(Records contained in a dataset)
BEGIN
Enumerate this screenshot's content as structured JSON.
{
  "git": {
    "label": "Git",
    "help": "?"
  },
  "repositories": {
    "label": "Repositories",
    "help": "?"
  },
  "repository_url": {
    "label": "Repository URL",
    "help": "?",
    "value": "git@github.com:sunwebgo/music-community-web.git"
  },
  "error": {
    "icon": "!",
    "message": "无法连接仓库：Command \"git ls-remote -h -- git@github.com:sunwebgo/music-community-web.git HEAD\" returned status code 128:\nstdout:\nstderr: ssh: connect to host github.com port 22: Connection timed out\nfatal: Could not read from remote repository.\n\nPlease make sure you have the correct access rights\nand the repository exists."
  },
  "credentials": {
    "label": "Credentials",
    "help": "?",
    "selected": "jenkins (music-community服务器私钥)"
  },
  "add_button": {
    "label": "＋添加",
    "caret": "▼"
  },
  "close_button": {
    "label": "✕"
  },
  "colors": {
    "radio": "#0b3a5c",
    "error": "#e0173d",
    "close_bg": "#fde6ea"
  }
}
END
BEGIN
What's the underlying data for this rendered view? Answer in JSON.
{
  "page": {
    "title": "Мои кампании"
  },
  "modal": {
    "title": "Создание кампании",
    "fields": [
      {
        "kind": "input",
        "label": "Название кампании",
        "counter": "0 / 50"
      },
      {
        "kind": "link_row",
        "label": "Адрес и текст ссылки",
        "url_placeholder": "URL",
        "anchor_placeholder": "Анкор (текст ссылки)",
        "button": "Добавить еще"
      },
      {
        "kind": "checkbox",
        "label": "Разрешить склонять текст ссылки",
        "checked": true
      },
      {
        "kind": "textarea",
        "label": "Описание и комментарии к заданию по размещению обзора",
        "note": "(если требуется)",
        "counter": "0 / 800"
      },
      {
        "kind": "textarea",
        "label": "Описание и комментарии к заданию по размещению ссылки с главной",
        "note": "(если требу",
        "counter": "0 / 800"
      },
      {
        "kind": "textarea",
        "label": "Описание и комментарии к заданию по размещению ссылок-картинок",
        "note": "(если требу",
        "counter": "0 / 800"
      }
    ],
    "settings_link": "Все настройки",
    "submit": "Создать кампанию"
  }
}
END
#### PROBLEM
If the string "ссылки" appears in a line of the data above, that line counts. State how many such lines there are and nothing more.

#### TASK RESULT
4